The project is divided into five sub-projects, each of which addresses an important question and knowledge gaps related to fish in the Wadden Sea:
- How do fish use salt marshes ?
- How do fish use shellfish beds?
- How do small pelagic fish use the Wadden Sea?
- How do large fish use the Wadden Sea?
- What are the future prospects for fish in the Wadden Sea?
In the Swimway Wadden Sea project, scientists, managers and conservation organisations work together as a team. The project was initiated by the Royal Netherlands Institute for Sea Research (NIOZ), the University of Groningen (RUG), Wageningen Marine Research (WMR) and the Waddenvereniging conservation organisation. Rijkswaterstaat and Sportvisserij Nederland are also involved. The project receives financial support from the Waddenfonds, the Ministry of Agriculture, Nature and Food, and the provinces of Groningen, Friesland and Noord-Holland.
SSwimway works closely with a large number of projects on fish migration and habitat restoration. The project is one of the four Wadden Tool projects that are working on optimising the management of the Wadden Sea. The other three projects study and test management measures for the floor of the Wadden Sea and for migrating and breeding birds.
- ‘Wadden Tools – Swimway Waddenzee’ (Swimway Wadden Sea) studies bottlenecks for fish in the Wadden Sea and the effect of management measures on fish stocks.
- ‘Wadden Tools – Waddenmozaïek’ (Wadden Mosaic) focuses on nature in and on the bottom of the Wadden Sea and studies measures that will contribute to rich biodiversity in the tidal flats.
- ‘Wadden Tools – Wij en Wadvogels’ (Us & Wadden birds) works to strengthen the Wadden Sea region as a habitat and breeding area for birds through concrete measures designed to increase and improve breeding, feeding and resting areas.
- ‘Wadden Tools – Waakvogels’ (Bio-indicator birds) tests the extent to which management measures contribute to the recovery of the Wadden Sea as a refuelling station and breeding habitat for migratory birds along the East Atlantic flyway.

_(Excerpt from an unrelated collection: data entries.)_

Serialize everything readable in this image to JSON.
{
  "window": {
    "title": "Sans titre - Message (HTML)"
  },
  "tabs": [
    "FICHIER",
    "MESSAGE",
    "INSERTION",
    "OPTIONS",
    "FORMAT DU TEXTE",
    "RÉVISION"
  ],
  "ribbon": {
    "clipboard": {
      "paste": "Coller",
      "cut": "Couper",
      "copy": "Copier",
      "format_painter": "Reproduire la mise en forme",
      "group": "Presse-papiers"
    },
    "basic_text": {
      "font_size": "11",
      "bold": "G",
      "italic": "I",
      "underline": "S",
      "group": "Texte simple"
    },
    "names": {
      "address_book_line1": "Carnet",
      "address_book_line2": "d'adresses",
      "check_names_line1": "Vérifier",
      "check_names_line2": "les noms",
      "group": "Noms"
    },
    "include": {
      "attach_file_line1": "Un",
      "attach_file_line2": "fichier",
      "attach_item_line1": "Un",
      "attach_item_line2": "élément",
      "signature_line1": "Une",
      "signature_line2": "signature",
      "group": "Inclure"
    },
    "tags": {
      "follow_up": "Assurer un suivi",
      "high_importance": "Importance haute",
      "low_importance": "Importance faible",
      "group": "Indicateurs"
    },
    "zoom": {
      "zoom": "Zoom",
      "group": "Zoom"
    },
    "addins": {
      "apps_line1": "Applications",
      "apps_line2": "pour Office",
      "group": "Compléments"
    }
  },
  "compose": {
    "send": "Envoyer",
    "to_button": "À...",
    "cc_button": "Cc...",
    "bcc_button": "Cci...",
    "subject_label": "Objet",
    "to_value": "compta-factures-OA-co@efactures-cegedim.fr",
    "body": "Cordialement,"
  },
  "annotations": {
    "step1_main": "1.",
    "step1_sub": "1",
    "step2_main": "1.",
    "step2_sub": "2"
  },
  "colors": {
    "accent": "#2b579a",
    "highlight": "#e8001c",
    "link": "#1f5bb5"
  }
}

Swimway also works with fish migration projects in the area such as Ruim baan voor Vis 2.0 (Pathways for Fish 2.0), Vissen voor Verbinding (Fish for Connection), Eems-vissen in Beeld 2.0 (Eems fish in view 2.0). and the Vismigratierivier (Fish Migration River). These projects examine the obstacles fish encounter on their way from fresh to salt water and vice versa. In cooperation with these projects, we will outline the migration routes and life cycles of fish as comprehensively as possible.